● EXERCISE DIRECTIONS: Nothing but the data, repeated exactly, belongs in the answer.

Records drawn from a dataset:
++++++

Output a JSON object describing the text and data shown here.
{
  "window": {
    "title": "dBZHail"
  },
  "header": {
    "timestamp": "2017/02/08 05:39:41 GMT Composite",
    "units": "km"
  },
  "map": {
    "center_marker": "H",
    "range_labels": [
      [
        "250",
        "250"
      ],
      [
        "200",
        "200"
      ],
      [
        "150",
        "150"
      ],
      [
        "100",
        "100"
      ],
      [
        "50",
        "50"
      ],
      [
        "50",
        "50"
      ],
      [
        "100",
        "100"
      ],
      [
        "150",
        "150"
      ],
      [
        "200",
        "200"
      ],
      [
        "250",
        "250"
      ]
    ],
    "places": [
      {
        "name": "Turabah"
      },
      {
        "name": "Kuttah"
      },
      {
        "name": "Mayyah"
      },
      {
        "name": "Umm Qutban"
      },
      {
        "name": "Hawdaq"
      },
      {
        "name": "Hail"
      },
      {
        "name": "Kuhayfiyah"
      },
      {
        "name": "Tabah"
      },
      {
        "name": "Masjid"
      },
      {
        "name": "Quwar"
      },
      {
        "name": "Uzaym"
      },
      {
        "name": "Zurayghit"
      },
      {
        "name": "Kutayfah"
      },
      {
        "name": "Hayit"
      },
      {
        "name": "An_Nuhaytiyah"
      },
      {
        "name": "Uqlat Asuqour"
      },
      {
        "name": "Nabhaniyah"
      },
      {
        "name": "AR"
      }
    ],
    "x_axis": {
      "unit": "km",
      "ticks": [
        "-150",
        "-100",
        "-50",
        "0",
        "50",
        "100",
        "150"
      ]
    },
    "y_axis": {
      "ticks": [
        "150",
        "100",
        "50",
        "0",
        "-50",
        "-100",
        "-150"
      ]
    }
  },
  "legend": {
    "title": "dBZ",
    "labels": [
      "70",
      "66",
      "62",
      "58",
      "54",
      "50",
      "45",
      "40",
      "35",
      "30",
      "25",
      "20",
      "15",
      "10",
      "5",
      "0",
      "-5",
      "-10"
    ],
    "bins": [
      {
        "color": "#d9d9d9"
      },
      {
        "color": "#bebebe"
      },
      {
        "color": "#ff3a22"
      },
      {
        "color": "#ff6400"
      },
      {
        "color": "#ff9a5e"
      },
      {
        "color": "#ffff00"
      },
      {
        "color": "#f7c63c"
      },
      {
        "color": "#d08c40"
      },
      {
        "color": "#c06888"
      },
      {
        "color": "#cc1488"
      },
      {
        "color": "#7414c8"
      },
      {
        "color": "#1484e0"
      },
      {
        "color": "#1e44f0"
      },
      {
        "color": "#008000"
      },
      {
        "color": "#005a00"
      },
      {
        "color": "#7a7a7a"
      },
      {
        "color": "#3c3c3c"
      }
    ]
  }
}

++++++

● OUTPUT FOR THIS TASK:
Output a JSON object describing the text and data shown here.
{
  "window": {
    "title": "dBZHail"
  },
  "header": {
    "timestamp": "2017/02/08 05:39:41 GMT Composite",
    "units": "km"
  },
  "map": {
    "center_marker": "H",
    "range_labels": [
      [
        "250",
        "250"
      ],
      [
        "200",
        "200"
      ],
      [
        "150",
        "150"
      ],
      [
        "100",
        "100"
      ],
      [
        "50",
        "50"
      ],
      [
        "50",
        "50"
      ],
      [
        "100",
        "100"
      ],
      [
        "150",
        "150"
      ],
      [
        "200",
        "200"
      ],
      [
        "250",
        "250"
      ]
    ],
    "places": [
      {
        "name": "Turabah"
      },
      {
        "name": "Kuttah"
      },
      {
        "name": "Mayyah"
      },
      {
        "name": "Umm Qutban"
      },
      {
        "name": "Hawdaq"
      },
      {
        "name": "Hail"
      },
      {
        "name": "Kuhayfiyah"
      },
      {
        "name": "Tabah"
      },
      {
        "name": "Masjid"
      },
      {
        "name": "Quwar"
      },
      {
        "name": "Uzaym"
      },
      {
        "name": "Zurayghit"
      },
      {
        "name": "Kutayfah"
      },
      {
        "name": "Hayit"
      },
      {
        "name": "An_Nuhaytiyah"
      },
      {
        "name": "Uqlat Asuqour"
      },
      {
        "name": "Nabhaniyah"
      },
      {
        "name": "AR"
      }
    ],
    "x_axis": {
      "unit": "km",
      "ticks": [
        "-150",
        "-100",
        "-50",
        "0",
        "50",
        "100",
        "150"
      ]
    },
    "y_axis": {
      "ticks": [
        "150",
        "100",
        "50",
        "0",
        "-50",
        "-100",
        "-150"
      ]
    }
  },
  "legend": {
    "title": "dBZ",
    "labels": [
      "70",
      "66",
      "62",
      "58",
      "54",
      "50",
      "45",
      "40",
      "35",
      "30",
      "25",
      "20",
      "15",
      "10",
      "5",
      "0",
      "-5",
      "-10"
    ],
    "bins": [
      {
        "color": "#d9d9d9"
      },
      {
        "color": "#bebebe"
      },
      {
        "color": "#ff3a22"
      },
      {
        "color": "#ff6400"
      },
      {
        "color": "#ff9a5e"
      },
      {
        "color": "#ffff00"
      },
      {
        "color": "#f7c63c"
      },
      {
        "color": "#d08c40"
      },
      {
        "color": "#c06888"
      },
      {
        "color": "#cc1488"
      },
      {
        "color": "#7414c8"
      },
      {
        "color": "#1484e0"
      },
      {
        "color": "#1e44f0"
      },
      {
        "color": "#008000"
      },
      {
        "color": "#005a00"
      },
      {
        "color": "#7a7a7a"
      },
      {
        "color": "#3c3c3c"
      }
    ]
  }
}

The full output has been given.